--- Records for this task Enclosed Below ---

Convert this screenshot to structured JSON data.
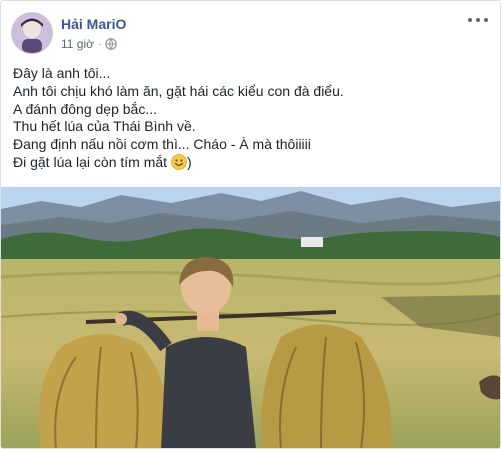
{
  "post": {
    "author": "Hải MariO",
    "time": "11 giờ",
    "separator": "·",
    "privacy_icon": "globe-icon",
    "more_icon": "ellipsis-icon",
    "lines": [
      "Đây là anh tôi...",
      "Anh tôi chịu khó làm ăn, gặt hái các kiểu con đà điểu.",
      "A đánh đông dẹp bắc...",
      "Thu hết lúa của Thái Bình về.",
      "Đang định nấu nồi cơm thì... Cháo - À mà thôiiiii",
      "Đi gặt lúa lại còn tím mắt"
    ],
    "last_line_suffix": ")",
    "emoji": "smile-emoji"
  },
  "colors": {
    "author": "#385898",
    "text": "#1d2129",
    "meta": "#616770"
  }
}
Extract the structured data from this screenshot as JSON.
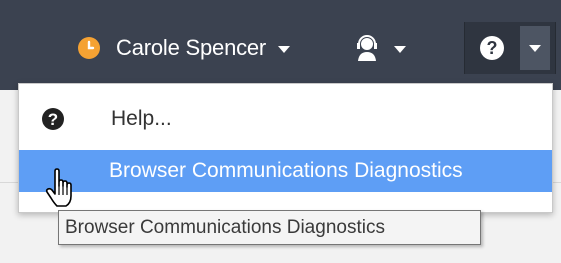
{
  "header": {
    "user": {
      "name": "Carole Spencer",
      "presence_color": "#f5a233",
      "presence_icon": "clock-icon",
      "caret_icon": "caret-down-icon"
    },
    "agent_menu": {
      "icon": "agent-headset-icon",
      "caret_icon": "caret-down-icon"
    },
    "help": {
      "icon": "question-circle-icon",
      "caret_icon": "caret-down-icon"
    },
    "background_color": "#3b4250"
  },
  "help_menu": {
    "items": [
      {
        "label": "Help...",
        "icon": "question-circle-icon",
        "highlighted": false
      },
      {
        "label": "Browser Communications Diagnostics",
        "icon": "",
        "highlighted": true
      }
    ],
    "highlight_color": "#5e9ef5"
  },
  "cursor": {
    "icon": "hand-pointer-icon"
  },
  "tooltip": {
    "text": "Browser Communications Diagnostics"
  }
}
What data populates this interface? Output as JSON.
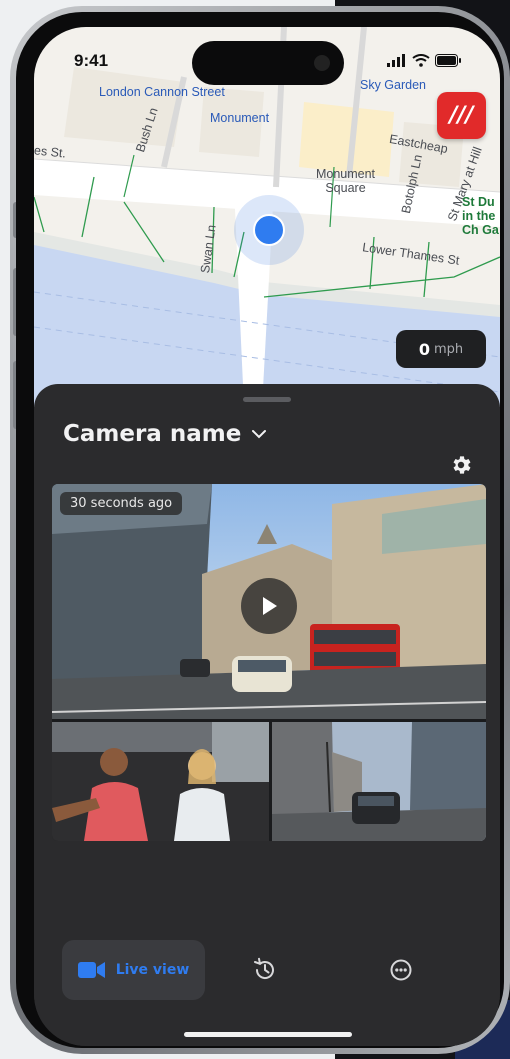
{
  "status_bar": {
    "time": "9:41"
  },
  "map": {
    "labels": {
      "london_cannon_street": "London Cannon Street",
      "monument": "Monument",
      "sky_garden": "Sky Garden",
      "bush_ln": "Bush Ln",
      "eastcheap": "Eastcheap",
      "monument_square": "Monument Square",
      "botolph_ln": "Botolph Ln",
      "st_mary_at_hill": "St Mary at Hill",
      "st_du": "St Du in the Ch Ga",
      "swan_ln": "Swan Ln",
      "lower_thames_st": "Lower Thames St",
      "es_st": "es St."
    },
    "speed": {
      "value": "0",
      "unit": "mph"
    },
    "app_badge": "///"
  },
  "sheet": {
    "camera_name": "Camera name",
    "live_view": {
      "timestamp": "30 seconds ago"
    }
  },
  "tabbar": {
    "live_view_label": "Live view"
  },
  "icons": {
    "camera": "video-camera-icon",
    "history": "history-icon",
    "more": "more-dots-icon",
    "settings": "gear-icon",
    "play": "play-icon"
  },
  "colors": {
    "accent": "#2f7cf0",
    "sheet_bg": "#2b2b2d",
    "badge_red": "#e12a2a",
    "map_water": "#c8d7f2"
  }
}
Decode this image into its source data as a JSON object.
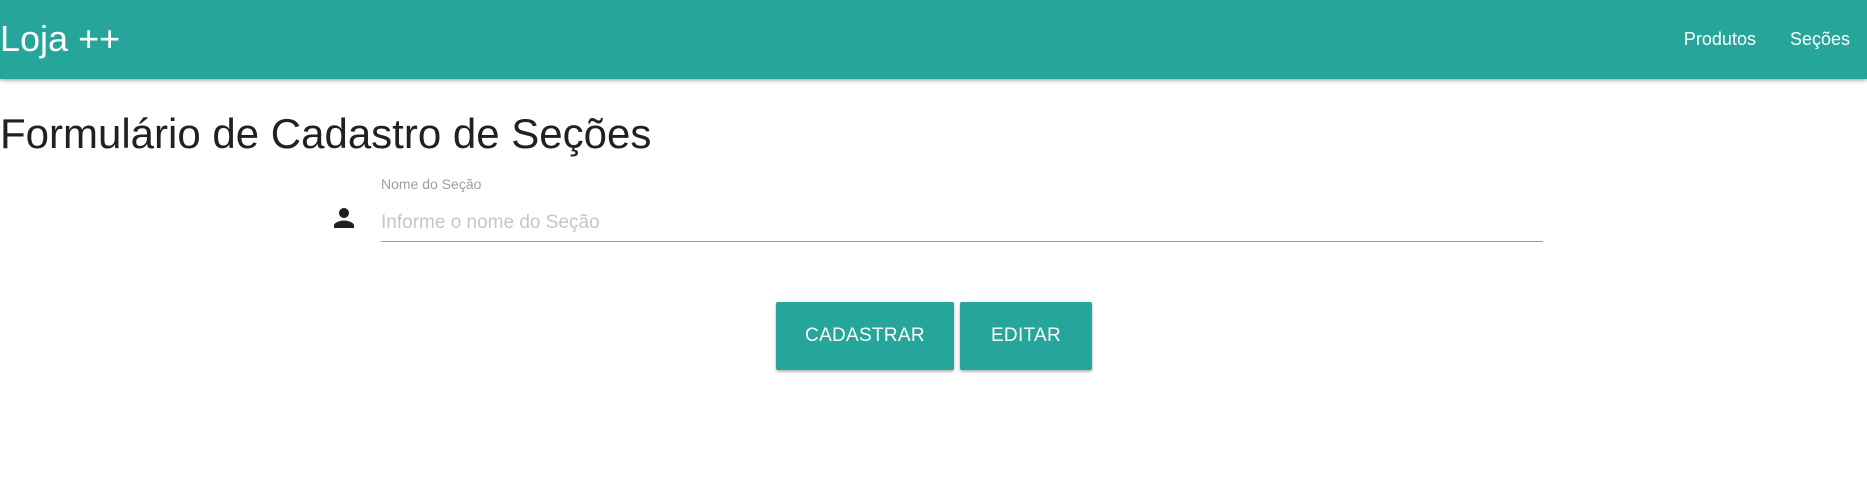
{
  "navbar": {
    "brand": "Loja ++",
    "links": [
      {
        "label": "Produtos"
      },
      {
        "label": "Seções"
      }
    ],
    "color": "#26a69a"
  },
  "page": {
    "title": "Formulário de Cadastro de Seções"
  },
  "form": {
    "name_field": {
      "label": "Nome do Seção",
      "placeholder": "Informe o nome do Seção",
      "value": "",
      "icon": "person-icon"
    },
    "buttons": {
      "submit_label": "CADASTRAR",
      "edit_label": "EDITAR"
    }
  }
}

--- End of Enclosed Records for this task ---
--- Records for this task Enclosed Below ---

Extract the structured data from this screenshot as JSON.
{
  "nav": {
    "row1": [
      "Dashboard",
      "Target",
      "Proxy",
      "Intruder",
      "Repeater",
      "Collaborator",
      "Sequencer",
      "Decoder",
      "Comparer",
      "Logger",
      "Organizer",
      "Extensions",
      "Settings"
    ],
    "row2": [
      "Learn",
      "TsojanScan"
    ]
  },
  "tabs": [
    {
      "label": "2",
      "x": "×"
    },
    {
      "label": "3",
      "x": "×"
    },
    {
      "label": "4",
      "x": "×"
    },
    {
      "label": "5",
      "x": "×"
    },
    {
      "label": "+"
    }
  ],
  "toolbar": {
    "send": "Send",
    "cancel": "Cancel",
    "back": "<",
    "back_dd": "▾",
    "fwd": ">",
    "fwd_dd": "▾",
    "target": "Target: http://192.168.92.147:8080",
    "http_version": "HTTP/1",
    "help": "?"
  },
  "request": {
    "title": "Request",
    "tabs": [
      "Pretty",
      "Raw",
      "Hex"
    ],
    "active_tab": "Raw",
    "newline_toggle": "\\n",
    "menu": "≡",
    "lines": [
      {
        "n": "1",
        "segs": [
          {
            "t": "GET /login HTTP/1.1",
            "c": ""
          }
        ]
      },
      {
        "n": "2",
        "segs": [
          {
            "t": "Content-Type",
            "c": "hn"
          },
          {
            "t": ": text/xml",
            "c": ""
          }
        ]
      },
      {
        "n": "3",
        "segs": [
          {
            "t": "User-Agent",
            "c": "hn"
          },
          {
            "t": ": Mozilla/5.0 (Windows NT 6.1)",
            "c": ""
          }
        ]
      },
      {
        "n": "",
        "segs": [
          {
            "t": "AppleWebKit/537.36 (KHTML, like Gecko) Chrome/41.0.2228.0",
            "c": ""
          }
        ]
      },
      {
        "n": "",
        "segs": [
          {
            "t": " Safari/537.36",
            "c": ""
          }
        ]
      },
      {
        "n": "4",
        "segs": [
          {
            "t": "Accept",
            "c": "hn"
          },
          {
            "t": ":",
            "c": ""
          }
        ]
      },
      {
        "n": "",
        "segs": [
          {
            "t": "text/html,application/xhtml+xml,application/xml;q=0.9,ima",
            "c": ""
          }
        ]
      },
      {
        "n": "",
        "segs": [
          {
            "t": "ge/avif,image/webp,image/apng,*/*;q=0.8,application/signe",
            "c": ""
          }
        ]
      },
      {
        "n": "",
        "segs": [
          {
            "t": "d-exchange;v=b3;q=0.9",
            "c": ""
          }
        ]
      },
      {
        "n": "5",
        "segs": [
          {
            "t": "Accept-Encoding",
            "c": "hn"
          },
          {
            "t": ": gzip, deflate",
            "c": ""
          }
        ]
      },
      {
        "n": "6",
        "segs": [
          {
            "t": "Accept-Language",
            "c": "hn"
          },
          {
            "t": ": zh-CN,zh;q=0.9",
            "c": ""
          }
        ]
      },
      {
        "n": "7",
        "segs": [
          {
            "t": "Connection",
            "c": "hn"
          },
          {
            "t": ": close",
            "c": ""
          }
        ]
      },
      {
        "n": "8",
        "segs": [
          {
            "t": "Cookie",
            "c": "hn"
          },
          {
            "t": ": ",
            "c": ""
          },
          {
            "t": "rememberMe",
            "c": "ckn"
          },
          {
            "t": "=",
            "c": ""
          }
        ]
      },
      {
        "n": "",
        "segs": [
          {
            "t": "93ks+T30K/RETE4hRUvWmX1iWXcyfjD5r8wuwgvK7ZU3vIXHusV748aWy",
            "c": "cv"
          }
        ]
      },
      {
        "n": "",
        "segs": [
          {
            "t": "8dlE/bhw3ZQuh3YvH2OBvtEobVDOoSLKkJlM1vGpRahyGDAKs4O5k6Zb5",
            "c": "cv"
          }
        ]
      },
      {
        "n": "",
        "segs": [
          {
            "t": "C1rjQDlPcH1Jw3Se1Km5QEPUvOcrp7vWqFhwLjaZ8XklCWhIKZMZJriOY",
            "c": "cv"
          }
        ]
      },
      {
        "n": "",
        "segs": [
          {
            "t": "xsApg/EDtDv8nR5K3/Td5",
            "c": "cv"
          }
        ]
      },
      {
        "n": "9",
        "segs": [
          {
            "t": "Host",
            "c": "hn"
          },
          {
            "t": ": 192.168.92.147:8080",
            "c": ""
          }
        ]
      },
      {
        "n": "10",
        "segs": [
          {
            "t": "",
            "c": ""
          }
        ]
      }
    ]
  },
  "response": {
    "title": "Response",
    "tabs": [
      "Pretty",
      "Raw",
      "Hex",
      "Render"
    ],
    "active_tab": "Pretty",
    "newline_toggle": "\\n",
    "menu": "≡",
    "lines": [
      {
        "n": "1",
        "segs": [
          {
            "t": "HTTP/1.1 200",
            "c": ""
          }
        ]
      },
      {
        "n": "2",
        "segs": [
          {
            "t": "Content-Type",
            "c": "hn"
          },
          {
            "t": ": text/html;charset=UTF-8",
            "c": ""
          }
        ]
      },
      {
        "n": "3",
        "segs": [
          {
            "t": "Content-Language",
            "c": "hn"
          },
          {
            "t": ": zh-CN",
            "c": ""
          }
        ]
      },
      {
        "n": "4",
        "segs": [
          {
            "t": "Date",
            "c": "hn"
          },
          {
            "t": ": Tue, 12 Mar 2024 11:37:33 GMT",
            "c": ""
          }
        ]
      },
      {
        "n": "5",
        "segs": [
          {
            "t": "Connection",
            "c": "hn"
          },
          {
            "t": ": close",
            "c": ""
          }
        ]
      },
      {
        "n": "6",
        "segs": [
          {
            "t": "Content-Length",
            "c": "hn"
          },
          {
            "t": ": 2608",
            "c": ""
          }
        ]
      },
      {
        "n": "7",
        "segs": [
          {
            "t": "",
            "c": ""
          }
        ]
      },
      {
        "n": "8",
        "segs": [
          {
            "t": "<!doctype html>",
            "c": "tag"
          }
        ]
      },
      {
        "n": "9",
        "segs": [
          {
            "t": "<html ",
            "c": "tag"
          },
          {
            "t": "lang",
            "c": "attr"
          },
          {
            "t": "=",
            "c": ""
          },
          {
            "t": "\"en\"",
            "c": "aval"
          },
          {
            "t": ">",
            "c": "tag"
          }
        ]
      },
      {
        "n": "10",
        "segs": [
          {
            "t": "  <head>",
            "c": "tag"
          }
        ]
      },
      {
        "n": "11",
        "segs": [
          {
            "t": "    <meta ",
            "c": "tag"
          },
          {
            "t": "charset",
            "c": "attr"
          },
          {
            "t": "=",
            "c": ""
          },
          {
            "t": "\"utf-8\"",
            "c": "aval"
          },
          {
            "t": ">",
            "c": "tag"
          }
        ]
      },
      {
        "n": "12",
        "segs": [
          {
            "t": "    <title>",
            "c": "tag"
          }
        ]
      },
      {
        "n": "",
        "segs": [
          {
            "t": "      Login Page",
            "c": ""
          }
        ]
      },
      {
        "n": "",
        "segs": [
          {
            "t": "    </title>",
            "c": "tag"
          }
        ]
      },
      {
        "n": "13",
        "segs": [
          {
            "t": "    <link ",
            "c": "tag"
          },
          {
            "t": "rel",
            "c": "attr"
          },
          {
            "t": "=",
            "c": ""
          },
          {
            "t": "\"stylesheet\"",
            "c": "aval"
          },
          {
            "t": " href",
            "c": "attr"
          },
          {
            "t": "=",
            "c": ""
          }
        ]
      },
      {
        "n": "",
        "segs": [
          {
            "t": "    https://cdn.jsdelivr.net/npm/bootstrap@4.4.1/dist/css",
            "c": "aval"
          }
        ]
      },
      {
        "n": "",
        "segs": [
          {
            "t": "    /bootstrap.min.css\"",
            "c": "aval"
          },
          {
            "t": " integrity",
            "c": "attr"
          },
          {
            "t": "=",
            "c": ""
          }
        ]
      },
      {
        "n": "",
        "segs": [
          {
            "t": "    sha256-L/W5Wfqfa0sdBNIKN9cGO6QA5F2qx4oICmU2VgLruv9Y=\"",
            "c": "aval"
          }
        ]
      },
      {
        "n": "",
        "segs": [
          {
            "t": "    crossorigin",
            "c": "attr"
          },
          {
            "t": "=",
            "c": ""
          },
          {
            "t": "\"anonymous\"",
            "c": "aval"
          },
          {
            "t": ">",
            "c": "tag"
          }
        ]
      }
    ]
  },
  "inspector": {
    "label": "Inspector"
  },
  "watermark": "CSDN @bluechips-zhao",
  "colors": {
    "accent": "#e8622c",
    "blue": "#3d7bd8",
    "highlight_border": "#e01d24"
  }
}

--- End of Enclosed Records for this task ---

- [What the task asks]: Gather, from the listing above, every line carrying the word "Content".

- [Reply]:
            "t": "Content-Type",
            "t": "Content-Type",
            "t": "Content-Language",
            "t": "Content-Length",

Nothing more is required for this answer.